GLENN: Most people don't care. It also bothers me that people like Chip and Joanna. If people don't say anything and try to help these guys, the Tom Brady's and Michael Jordan and Anderson Cooper and even Stephen Hawking, the next people will be us. And is there a way -- would you be interested to see if we reach out to all of these people? I would like to as a media company just be a part of something that is trying to enforce truth in advertising. Is it possible? Would it help if everybody got together and tried to stop it?
MIKE: I think there's always strength in numbers. I think there is a threshold obligation here too,
Glenn, on the part of the advertising agency. They should have some up front ability --
GLENN: Oh, they didn't care.
MIKE: Before placing an ad.
GLENN: They didn't care.
MIKE: That it's authentic and real. Because otherwise, once the genie's out of the bottle so to speak, it's just very, very difficult to prevent this type of thing from spiraling out of control on the Internet. And then once it's out there on all of these websites, it's difficult to get it back in.
GLENN: Mike, if you could do me a favor, independently like to reach out to these people and see if they're interested in working together.
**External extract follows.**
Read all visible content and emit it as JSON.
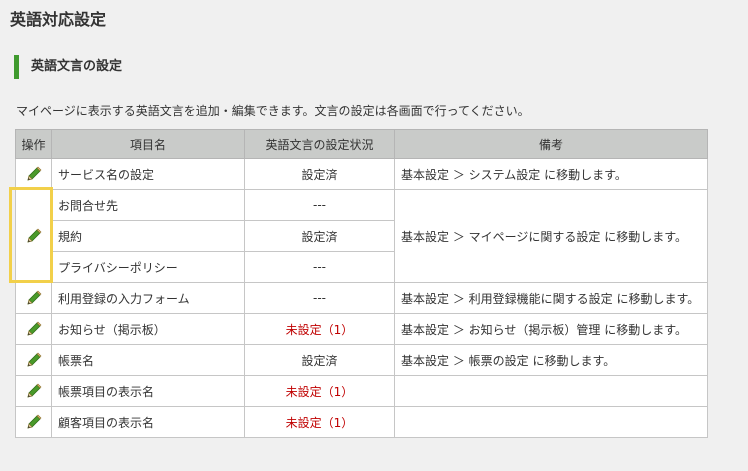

And I don't want to lead it or anything else. But if you are so good. And if it's not you, maybe you know who is that somebody can make a dent. Because if it is the advertiser, we have to go after the ad agencies. Somebody needs to protect truth.
MIKE: Yeah, there should be accountability here and substantial measures often happens with technology. Sometimes things outstrip or outpace the ability of the legal system to provide an effective remedy. And here I think it's probably a situation that merits consideration from those that are involved because for a -- someone who has really worked hard, achieved success to be associated with an unauthorized product or service that may actually be disreputable can obviously cause damage to that person's market value and reputation. And the legal system should be able to find a way to stop that sort of thing from happening.
GLENN: Mike, thank you so much. I appreciate it, Mike.
MIKE: Yep. Appreciate it, Glenn. Take care.
GLENN: My attorney on first amendment and speech and investigative issues Mike is just fantastic. Now this. By the way, chip and Joanna, we love you, and we want to help you any way we possibly can.